The DRD having determined to lay such a charge, and the Authorised Representative of Racing Team (Aust) Pty Ltd having explained that he required an opportunity gather and present evidence in defence of that charge and the DRD having sought an opportunity to secure further evidence, the Stewards closed the Inquiry at 2210hrs.
The charge will be heard by a panel of Stewards prior to the commencement of track activities at the forthcoming Gold Coast 600. In the circumstances, the Classifications for Race 25 remain Provisional.
The Stewards re-iterate that no findings have been made against Racing Team (Aust) Pty Ltd at this stage and the Driver of Car #12 is not accused of any breach of the Rules beyond the breach of Rule D10.2.2.3 for which a Pit Lane drive through Penalty was issued during the Race and was served.
STORY INTERVIEW (LAP 138)
Supercars pit reporter Greg Murphy: “Ryan Story, news has just come through; black flag for Car 12. What was the situation there? We know he had an overheating problem, you had to put water in the car, but he did drop back a long way and wasn’t having any trouble before the Safety Car, so what was the story?”
Story: “Well, it’s one of those things isn’t it?”
Murphy: “Okay then … so a bit of plan?”
Story: “I wouldn’t go so far as that.
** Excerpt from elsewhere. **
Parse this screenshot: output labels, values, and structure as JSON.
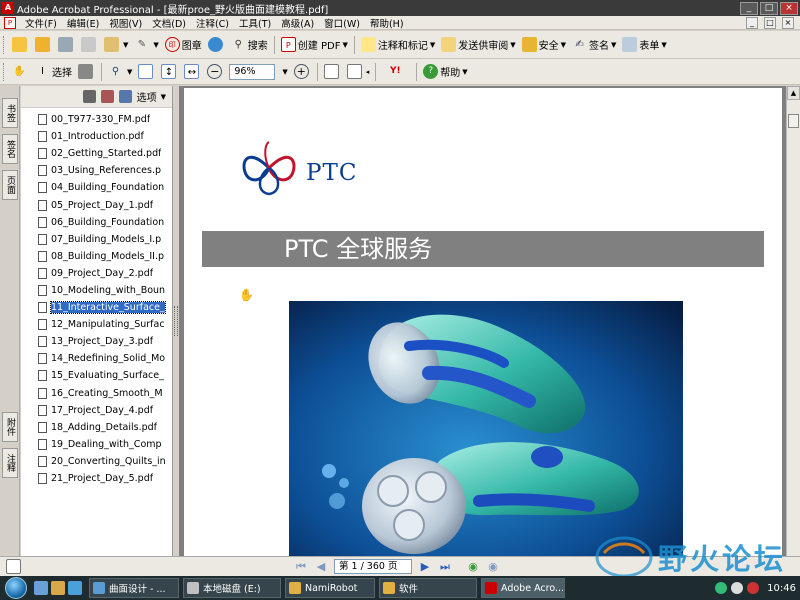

We were … Look, we were genuinely having overheating issues with the car and where-en it was worse it was under Safety Car when you’re not getting a lot of the air go through the car, so yeah, not ideal, but we’re paying the price.”